Jerusalem palace of the Adiabenes[edit]

According to Josephus, the palace was built by (the otherwise unknown) "Grapte, a kinswoman" of Izates.[17]

The palace of Queen Helena is believed to have been discovered by archaeologist Doron Ben-Ami during excavations in the former Givati parking lot area adjacent to the City of David in 2007.[18][19] It was a monumental building located in the City of David just to the south of the Temple Mount and was destroyed by the Romans in 70 CE. The ruins contained datable coins, stone vessels and pottery as well as remnants of ancient frescoes. The basement level contained a mikveh (ritual bath).[18]


  1. ^ Adiabene in the Encyclopædia Britannica
  2. ^ Oren, Yitzhak; Zand, Michael; Prat, Naftali, eds. (1982). "Елена". Shorter Jewish Encyclopedia (in Russian). Vol. 2. Jerusalem: Society for Research on Jewish Communities. col. 475. ISBN 965-320-049-6.
  3. ^ Josephus, War, p.298
  4. ^ Moses of Chorene, History of Armenia
  5. ^ Josephus, l.c. § 5.
  6. ^ "Jahrb." i. 76.
  7. ^ Yoma 37a.
  8. ^ Yoma 37b; Tosefta Yoma 82
  9. ^ Numbers v.19–22
  10. ^ Yoma l.c.
  11. ^ Nazir 19b.
  12. ^ Suk. 2b.
  13. ^ comp. Eusebius of Caesarea, Ecclesiastical History ii., ch. 12.
  14. ^ Corpus Inscriptionum Semiticarum, Volume 2, plate 156, p. 179
  15. ^ Renan, M. (1865). "Nouvelles Observations – D'épigraphie hébraïque". Journal Asiatique (in French). 6. La Société asiatique: 550–570.
  16. ^ A Royal Return "haaretz"
  17. ^ Josephus, War, p 279
  18. ^ a b "Second Temple palace uncovered". By Etgar Lefkovits, Jerusalem Post, December 5, 2007; updated Dec. 24, 2007. Re-accessed 23 June 2022.
  19. ^ "Photo of palace". Archived from the original on 2012-09-15. Retrieved 2012-09-15.
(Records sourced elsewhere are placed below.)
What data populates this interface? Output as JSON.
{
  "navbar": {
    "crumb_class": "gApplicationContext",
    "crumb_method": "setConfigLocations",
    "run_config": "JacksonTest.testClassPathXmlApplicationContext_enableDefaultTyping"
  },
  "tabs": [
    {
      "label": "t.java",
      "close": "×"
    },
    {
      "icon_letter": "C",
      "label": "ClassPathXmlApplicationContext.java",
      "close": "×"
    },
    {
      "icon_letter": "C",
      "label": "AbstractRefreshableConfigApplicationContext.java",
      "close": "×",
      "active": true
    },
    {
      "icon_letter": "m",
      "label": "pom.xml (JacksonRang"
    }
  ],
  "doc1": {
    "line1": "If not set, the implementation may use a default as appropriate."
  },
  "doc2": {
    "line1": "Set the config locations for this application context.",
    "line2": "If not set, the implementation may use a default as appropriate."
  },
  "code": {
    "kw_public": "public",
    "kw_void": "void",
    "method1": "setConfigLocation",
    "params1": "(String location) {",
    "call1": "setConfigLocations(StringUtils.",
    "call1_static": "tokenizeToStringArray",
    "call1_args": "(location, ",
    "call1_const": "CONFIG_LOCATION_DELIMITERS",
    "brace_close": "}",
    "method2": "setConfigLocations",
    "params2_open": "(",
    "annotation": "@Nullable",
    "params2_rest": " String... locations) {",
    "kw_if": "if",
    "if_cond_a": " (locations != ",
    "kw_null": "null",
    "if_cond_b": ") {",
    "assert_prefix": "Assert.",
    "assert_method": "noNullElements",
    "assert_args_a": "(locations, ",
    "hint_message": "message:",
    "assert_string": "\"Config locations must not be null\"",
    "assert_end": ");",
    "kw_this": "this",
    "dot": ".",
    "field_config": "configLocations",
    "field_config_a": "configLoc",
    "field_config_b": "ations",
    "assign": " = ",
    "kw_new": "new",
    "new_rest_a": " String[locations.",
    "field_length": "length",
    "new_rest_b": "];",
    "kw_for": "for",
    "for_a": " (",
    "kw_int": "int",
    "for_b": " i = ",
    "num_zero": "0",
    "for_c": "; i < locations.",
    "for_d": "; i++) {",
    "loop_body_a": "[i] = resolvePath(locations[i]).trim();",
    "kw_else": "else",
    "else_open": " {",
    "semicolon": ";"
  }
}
Further reading[edit]

 This article incorporates text from a publication now in the public domainGottheil, Richard; Seligsohn, M. (1901–1906). "Helena". In Singer, Isidore; et al. (eds.). The Jewish Encyclopedia. New York: Funk & Wagnalls., which cites: